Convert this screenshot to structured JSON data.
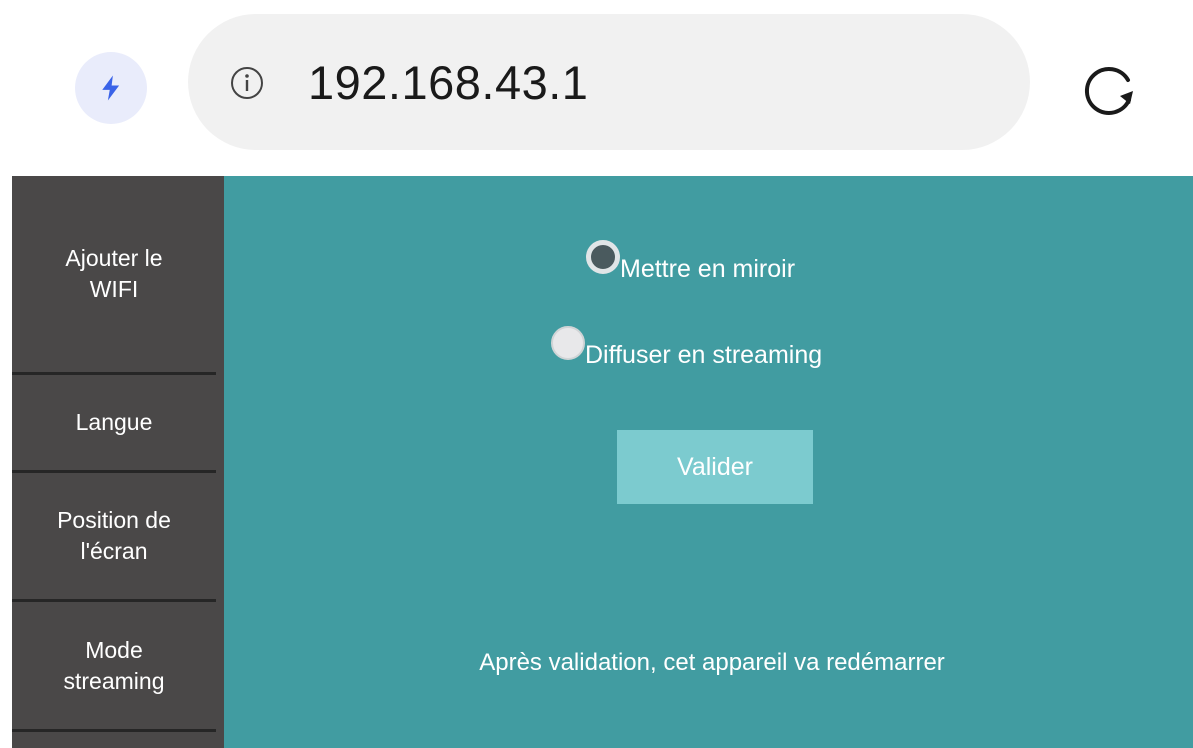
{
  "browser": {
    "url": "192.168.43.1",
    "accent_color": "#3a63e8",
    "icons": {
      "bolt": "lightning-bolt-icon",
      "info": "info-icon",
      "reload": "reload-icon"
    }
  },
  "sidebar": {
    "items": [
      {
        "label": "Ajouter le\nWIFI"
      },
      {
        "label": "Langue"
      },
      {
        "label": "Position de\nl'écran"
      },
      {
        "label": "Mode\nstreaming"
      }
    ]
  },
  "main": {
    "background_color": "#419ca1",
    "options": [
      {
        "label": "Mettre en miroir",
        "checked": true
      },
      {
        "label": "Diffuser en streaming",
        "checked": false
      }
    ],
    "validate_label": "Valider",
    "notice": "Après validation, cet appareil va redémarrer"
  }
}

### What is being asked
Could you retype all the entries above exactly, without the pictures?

### Solution for this problem
Convert this screenshot to structured JSON data.
{
  "browser": {
    "url": "192.168.43.1",
    "accent_color": "#3a63e8",
    "icons": {
      "bolt": "lightning-bolt-icon",
      "info": "info-icon",
      "reload": "reload-icon"
    }
  },
  "sidebar": {
    "items": [
      {
        "label": "Ajouter le\nWIFI"
      },
      {
        "label": "Langue"
      },
      {
        "label": "Position de\nl'écran"
      },
      {
        "label": "Mode\nstreaming"
      }
    ]
  },
  "main": {
    "background_color": "#419ca1",
    "options": [
      {
        "label": "Mettre en miroir",
        "checked": true
      },
      {
        "label": "Diffuser en streaming",
        "checked": false
      }
    ],
    "validate_label": "Valider",
    "notice": "Après validation, cet appareil va redémarrer"
  }
}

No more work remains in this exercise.